TASK DIRECTIONS: Please copy every line of the data in which the string "Поступление" appears.

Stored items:
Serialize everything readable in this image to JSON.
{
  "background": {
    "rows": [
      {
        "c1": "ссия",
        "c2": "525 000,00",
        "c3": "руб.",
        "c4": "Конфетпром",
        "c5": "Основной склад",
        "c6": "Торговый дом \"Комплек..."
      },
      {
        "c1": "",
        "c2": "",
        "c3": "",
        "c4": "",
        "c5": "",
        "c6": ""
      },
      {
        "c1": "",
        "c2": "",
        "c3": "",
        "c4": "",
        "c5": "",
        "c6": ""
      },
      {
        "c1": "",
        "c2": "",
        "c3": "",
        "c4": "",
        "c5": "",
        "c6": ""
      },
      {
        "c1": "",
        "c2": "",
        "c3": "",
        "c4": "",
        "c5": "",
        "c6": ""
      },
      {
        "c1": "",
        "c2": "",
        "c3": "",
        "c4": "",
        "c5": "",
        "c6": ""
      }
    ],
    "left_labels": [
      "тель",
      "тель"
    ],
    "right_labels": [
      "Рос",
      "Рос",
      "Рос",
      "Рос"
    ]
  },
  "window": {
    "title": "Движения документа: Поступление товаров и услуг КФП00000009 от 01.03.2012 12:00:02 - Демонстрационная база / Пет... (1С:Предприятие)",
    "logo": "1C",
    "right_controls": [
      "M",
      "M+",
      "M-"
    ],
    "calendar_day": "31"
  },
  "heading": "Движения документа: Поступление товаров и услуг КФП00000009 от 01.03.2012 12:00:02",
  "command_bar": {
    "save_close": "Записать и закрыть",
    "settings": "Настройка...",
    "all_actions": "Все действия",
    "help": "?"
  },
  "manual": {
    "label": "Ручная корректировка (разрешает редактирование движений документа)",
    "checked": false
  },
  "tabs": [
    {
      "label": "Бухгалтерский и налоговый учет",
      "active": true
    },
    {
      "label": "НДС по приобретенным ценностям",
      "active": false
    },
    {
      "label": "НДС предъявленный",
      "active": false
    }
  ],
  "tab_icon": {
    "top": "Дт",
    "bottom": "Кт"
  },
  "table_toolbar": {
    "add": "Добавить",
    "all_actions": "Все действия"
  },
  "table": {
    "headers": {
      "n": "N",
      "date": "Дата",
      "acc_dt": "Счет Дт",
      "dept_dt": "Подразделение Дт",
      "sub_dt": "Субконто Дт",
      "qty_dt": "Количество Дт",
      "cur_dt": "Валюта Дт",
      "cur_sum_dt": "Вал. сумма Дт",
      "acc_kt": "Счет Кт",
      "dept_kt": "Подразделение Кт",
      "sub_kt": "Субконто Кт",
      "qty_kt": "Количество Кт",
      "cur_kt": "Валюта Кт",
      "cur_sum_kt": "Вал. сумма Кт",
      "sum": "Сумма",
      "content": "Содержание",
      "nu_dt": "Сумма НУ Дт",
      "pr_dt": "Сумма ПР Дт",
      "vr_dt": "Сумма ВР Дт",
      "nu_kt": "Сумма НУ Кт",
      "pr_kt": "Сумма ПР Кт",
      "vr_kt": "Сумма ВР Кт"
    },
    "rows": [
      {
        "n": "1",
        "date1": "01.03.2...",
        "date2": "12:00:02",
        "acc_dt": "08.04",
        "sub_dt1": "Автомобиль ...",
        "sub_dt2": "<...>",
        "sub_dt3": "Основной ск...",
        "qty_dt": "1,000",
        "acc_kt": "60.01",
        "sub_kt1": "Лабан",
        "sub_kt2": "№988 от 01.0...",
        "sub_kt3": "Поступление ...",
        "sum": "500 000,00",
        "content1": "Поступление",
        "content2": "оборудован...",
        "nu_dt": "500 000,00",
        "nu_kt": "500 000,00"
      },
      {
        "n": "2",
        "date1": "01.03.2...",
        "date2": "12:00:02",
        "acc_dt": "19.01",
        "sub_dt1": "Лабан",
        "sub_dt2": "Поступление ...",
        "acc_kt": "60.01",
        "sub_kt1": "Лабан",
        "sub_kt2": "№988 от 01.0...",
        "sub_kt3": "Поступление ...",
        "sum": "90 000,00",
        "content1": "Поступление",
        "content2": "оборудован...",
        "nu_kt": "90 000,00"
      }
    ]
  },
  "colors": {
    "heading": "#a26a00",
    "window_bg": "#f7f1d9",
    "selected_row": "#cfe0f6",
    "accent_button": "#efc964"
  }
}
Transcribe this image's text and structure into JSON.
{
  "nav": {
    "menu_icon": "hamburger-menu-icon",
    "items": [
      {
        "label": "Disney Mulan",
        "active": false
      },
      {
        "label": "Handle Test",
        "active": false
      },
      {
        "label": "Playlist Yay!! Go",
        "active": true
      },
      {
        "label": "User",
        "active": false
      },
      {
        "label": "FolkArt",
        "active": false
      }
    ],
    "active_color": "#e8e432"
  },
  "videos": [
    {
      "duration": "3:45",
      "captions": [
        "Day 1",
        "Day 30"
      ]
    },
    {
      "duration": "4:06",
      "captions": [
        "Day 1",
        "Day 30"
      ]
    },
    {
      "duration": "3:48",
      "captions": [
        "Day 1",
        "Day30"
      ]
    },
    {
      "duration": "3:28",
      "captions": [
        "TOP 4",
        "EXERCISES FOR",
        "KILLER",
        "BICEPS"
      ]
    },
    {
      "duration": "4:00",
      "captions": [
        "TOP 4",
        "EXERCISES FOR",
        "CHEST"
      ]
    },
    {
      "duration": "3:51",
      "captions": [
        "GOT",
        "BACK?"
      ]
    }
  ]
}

WRITTEN ANSWER:
    "title": "Движения документа: Поступление товаров и услуг КФП00000009 от 01.03.2012 12:00:02 - Демонстрационная база / Пет... (1С:Предприятие)",
  "heading": "Движения документа: Поступление товаров и услуг КФП00000009 от 01.03.2012 12:00:02",
        "sub_kt3": "Поступление ...",
        "content1": "Поступление",
        "sub_dt2": "Поступление ...",
        "sub_kt3": "Поступление ...",
        "content1": "Поступление",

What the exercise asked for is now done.